**Exercise:** Select the lines below containing the word "boost".

(Records from a data collection)

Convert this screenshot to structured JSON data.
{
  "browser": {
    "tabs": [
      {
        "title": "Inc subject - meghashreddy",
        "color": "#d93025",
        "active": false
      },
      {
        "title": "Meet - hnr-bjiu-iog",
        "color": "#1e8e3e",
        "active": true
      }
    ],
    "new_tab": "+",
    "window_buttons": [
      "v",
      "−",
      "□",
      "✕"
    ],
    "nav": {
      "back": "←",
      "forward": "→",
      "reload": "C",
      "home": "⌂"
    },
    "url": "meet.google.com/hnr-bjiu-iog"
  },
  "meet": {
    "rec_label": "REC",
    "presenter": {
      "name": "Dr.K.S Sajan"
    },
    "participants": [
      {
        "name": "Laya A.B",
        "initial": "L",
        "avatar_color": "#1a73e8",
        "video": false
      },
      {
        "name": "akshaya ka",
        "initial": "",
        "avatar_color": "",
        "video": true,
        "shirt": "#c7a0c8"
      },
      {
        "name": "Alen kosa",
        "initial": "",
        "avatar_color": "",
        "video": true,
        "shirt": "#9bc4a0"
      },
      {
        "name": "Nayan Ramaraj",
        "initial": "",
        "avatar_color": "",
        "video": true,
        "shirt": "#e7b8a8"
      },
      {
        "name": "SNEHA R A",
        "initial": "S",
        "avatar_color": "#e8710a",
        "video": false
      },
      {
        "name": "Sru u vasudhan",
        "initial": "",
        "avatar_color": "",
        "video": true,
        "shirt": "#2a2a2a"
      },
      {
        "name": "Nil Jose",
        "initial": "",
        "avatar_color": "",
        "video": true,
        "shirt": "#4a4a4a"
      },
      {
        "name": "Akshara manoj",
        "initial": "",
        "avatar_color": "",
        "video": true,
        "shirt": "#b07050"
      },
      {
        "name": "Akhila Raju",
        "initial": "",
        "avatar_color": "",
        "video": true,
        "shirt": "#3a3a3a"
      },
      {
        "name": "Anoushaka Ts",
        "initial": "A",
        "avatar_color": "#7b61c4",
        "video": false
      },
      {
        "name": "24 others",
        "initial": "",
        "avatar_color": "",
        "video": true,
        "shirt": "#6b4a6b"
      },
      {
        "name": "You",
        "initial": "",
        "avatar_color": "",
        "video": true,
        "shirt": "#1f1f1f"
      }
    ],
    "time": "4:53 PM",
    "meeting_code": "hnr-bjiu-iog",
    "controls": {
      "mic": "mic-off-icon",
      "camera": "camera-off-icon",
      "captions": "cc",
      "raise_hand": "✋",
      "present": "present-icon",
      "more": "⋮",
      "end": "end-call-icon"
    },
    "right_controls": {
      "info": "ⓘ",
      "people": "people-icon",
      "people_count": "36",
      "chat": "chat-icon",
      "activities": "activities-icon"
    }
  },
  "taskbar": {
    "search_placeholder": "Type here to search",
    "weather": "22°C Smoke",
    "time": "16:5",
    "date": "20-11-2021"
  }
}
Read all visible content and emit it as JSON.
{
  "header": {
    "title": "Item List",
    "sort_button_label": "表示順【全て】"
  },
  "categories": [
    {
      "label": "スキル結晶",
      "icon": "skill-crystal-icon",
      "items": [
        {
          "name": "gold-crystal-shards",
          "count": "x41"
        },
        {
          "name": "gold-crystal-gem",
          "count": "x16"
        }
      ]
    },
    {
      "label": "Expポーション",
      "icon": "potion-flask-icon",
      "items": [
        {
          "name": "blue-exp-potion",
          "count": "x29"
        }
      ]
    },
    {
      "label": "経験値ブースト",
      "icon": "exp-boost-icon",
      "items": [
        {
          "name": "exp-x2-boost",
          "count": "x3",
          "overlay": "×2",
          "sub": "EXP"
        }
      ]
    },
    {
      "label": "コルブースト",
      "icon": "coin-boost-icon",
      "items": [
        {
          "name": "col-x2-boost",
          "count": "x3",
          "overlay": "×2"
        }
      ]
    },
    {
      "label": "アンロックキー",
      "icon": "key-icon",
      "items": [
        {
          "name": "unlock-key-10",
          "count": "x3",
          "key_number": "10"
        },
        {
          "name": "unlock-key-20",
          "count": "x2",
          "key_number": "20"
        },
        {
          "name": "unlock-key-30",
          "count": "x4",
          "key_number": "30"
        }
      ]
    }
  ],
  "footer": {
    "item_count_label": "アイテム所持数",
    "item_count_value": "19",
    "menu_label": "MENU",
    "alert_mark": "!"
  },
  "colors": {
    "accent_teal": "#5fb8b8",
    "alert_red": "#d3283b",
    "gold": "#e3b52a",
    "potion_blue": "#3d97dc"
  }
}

**Solution:**
      "icon": "exp-boost-icon",
          "name": "exp-x2-boost",
      "icon": "coin-boost-icon",
          "name": "col-x2-boost",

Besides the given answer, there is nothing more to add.